● INSTRUCTIONS TO FOLLOW
Where does the word "value" occur in the material? Copy each line that has it.
:: SUPPLIED MATERIAL ::
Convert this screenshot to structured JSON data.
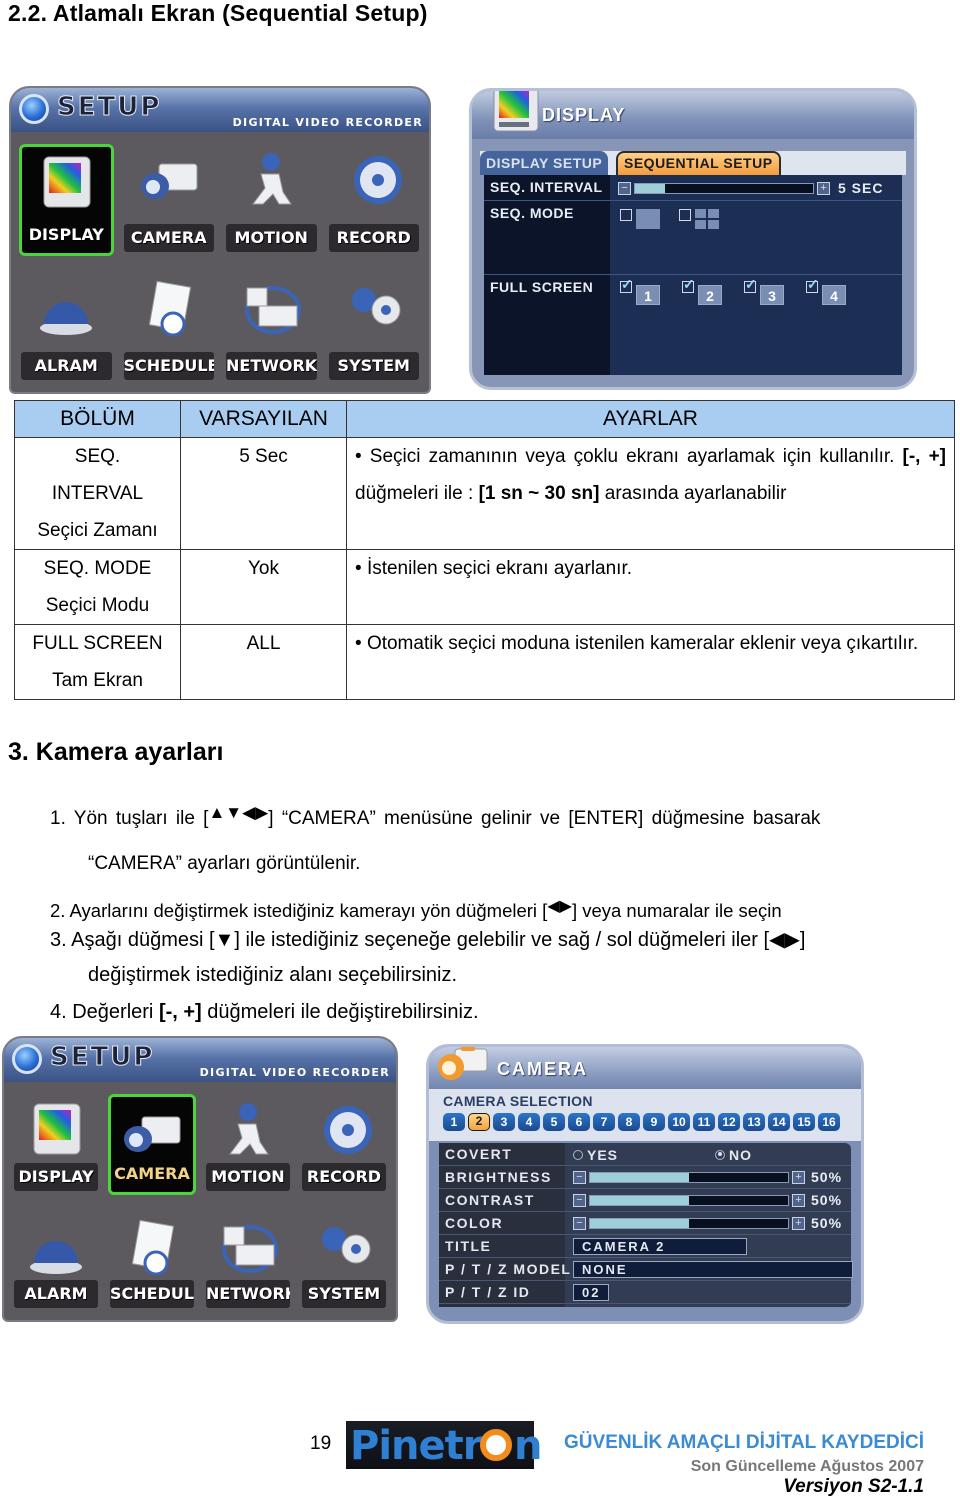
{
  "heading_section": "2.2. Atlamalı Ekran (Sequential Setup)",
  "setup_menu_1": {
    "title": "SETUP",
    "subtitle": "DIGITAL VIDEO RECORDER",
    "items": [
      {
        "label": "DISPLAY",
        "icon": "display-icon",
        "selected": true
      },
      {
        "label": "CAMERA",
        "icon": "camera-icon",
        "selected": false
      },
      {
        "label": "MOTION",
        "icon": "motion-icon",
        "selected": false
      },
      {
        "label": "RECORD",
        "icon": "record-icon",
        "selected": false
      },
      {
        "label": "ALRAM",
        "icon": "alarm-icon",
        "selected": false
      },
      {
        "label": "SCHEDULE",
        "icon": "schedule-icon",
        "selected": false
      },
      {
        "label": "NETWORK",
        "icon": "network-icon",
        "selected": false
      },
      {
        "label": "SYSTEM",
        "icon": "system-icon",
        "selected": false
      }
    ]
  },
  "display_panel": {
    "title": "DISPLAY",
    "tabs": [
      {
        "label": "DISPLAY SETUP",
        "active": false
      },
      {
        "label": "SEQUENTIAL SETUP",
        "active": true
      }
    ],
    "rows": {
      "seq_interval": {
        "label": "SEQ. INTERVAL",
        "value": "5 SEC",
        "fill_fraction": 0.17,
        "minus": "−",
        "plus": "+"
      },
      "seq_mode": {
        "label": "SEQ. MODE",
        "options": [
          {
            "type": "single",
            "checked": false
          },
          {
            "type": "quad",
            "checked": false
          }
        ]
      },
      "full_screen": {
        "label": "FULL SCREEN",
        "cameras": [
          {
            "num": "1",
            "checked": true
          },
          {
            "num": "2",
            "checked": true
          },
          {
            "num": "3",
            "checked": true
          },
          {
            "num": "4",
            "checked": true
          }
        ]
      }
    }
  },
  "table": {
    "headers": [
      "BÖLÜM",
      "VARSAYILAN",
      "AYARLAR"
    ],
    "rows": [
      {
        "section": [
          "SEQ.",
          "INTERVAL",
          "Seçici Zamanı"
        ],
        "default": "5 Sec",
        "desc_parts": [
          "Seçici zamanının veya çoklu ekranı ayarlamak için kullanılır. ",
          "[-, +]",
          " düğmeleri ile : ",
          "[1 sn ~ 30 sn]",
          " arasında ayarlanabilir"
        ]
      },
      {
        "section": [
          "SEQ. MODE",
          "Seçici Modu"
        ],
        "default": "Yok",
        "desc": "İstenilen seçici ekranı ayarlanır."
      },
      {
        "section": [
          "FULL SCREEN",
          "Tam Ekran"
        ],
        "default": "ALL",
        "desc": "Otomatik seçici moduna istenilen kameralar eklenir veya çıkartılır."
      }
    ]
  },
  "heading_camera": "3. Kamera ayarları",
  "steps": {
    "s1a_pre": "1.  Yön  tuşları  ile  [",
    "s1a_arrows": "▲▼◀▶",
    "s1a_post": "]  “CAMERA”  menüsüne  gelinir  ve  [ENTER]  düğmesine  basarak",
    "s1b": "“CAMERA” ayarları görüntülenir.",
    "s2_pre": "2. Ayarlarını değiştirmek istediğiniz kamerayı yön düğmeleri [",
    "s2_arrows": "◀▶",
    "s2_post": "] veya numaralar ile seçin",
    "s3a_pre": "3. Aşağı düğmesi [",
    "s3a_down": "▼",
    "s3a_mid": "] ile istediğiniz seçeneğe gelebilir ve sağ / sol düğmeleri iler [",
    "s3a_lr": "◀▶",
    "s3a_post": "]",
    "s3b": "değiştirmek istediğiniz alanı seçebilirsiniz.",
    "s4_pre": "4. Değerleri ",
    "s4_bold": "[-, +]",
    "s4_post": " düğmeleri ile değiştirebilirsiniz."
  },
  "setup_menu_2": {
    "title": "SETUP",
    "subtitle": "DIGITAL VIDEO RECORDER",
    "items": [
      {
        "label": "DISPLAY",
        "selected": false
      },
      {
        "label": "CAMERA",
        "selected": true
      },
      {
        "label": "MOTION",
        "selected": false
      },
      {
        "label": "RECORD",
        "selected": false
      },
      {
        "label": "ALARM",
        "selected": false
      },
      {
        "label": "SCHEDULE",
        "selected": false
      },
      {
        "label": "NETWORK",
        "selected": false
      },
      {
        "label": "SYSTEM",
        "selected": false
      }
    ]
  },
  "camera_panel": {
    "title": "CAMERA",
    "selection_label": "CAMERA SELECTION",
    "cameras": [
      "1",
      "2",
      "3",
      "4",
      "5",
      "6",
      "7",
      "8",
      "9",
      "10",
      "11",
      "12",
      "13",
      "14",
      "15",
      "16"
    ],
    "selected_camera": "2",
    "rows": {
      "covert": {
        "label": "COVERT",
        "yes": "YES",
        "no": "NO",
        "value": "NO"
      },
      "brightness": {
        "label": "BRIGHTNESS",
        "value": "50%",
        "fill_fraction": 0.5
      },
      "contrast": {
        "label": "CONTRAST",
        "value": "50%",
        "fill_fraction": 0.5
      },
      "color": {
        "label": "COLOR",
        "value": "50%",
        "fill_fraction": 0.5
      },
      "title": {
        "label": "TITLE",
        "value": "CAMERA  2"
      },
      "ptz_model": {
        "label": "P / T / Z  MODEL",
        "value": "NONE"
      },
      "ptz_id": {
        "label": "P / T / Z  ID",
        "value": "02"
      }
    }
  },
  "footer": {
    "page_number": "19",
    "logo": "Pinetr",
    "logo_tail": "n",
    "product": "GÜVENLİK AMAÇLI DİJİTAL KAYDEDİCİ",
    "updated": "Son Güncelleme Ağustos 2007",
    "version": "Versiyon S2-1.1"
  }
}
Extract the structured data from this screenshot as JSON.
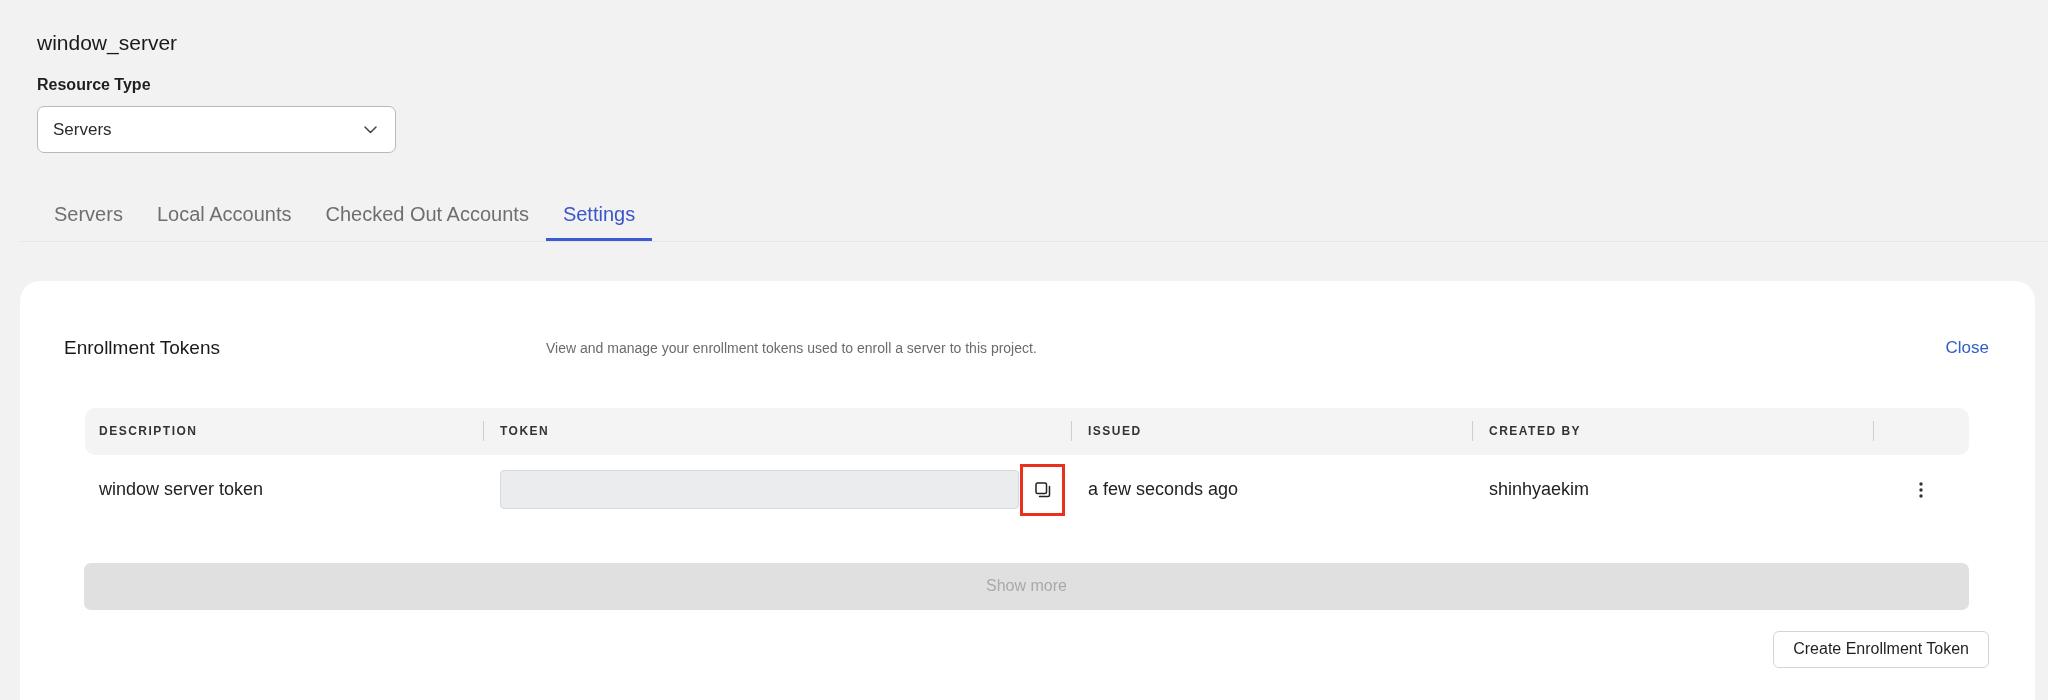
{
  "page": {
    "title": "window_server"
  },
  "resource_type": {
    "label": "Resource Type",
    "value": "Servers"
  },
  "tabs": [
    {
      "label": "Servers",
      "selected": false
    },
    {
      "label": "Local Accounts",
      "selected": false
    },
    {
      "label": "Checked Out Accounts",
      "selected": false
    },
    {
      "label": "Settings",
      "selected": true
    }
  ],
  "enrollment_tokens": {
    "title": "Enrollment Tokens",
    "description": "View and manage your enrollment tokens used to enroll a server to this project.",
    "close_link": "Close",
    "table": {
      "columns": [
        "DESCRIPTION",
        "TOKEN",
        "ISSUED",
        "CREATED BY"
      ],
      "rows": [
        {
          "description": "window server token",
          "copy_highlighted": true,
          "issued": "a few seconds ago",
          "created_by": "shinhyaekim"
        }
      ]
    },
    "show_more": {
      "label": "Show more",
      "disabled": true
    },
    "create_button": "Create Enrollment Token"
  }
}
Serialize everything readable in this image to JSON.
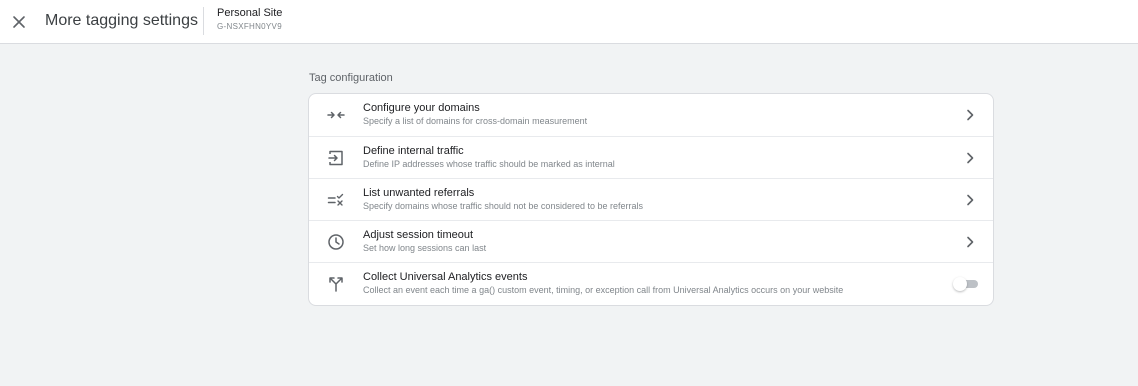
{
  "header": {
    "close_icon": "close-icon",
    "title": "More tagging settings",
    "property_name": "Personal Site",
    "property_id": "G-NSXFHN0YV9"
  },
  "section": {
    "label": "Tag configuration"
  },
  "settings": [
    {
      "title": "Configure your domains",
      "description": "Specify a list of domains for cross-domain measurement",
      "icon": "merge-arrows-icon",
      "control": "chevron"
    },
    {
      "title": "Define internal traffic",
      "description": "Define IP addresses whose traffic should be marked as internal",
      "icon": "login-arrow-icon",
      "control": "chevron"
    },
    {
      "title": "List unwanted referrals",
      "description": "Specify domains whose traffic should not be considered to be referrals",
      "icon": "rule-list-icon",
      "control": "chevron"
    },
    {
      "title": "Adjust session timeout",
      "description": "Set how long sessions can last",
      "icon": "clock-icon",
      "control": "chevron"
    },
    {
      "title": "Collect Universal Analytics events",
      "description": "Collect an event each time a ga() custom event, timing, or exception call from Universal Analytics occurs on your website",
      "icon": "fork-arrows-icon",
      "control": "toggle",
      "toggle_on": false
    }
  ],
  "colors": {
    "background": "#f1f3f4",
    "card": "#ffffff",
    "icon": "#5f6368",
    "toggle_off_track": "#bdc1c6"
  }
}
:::
● ANSWER TO THIS EXERCISE
        "value": "5 SEC",
        "value": "NO"
        "value": "50%",
        "value": "50%",
        "value": "50%",
        "value": "CAMERA  2"
        "value": "NONE"
        "value": "02"
    "value": "Servers"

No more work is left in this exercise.